Aim of the exercise: Restate every entry word for word.

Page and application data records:

+--

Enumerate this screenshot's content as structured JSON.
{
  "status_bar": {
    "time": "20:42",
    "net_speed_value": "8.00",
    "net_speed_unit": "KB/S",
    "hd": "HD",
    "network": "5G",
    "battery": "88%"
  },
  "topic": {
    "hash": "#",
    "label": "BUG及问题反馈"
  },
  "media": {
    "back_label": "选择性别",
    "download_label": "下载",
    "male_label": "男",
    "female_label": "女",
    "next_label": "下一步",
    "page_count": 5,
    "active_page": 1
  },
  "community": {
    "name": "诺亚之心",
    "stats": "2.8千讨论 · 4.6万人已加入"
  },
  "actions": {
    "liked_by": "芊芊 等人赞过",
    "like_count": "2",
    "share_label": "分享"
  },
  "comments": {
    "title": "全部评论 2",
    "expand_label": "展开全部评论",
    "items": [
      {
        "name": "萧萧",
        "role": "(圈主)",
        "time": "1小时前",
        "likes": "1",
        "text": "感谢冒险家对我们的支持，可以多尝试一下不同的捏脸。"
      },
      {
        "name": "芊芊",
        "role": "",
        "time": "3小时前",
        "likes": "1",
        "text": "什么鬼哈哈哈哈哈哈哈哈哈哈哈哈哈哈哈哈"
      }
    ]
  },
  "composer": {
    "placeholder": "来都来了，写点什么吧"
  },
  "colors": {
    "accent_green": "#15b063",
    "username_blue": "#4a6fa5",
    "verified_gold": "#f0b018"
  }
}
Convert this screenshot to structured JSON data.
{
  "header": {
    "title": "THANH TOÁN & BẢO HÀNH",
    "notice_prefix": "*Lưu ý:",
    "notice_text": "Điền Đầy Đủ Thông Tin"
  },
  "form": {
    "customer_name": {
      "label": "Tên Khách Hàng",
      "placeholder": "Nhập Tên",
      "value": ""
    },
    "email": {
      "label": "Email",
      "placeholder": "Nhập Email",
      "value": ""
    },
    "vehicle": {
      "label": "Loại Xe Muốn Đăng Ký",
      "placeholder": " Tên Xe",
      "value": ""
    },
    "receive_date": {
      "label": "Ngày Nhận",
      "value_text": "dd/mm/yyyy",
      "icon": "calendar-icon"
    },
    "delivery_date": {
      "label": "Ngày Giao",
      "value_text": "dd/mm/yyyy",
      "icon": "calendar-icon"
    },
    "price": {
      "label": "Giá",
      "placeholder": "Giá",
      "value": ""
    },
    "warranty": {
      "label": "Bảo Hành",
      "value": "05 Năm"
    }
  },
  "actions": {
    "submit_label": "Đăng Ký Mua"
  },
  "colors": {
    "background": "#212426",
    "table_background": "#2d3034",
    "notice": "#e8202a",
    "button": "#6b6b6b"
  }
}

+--

Exercise output:
Enumerate this screenshot's content as structured JSON.
{
  "status_bar": {
    "time": "20:42",
    "net_speed_value": "8.00",
    "net_speed_unit": "KB/S",
    "hd": "HD",
    "network": "5G",
    "battery": "88%"
  },
  "topic": {
    "hash": "#",
    "label": "BUG及问题反馈"
  },
  "media": {
    "back_label": "选择性别",
    "download_label": "下载",
    "male_label": "男",
    "female_label": "女",
    "next_label": "下一步",
    "page_count": 5,
    "active_page": 1
  },
  "community": {
    "name": "诺亚之心",
    "stats": "2.8千讨论 · 4.6万人已加入"
  },
  "actions": {
    "liked_by": "芊芊 等人赞过",
    "like_count": "2",
    "share_label": "分享"
  },
  "comments": {
    "title": "全部评论 2",
    "expand_label": "展开全部评论",
    "items": [
      {
        "name": "萧萧",
        "role": "(圈主)",
        "time": "1小时前",
        "likes": "1",
        "text": "感谢冒险家对我们的支持，可以多尝试一下不同的捏脸。"
      },
      {
        "name": "芊芊",
        "role": "",
        "time": "3小时前",
        "likes": "1",
        "text": "什么鬼哈哈哈哈哈哈哈哈哈哈哈哈哈哈哈哈"
      }
    ]
  },
  "composer": {
    "placeholder": "来都来了，写点什么吧"
  },
  "colors": {
    "accent_green": "#15b063",
    "username_blue": "#4a6fa5",
    "verified_gold": "#f0b018"
  }
}
Convert this screenshot to structured JSON data.
{
  "header": {
    "title": "THANH TOÁN & BẢO HÀNH",
    "notice_prefix": "*Lưu ý:",
    "notice_text": "Điền Đầy Đủ Thông Tin"
  },
  "form": {
    "customer_name": {
      "label": "Tên Khách Hàng",
      "placeholder": "Nhập Tên",
      "value": ""
    },
    "email": {
      "label": "Email",
      "placeholder": "Nhập Email",
      "value": ""
    },
    "vehicle": {
      "label": "Loại Xe Muốn Đăng Ký",
      "placeholder": " Tên Xe",
      "value": ""
    },
    "receive_date": {
      "label": "Ngày Nhận",
      "value_text": "dd/mm/yyyy",
      "icon": "calendar-icon"
    },
    "delivery_date": {
      "label": "Ngày Giao",
      "value_text": "dd/mm/yyyy",
      "icon": "calendar-icon"
    },
    "price": {
      "label": "Giá",
      "placeholder": "Giá",
      "value": ""
    },
    "warranty": {
      "label": "Bảo Hành",
      "value": "05 Năm"
    }
  },
  "actions": {
    "submit_label": "Đăng Ký Mua"
  },
  "colors": {
    "background": "#212426",
    "table_background": "#2d3034",
    "notice": "#e8202a",
    "button": "#6b6b6b"
  }
}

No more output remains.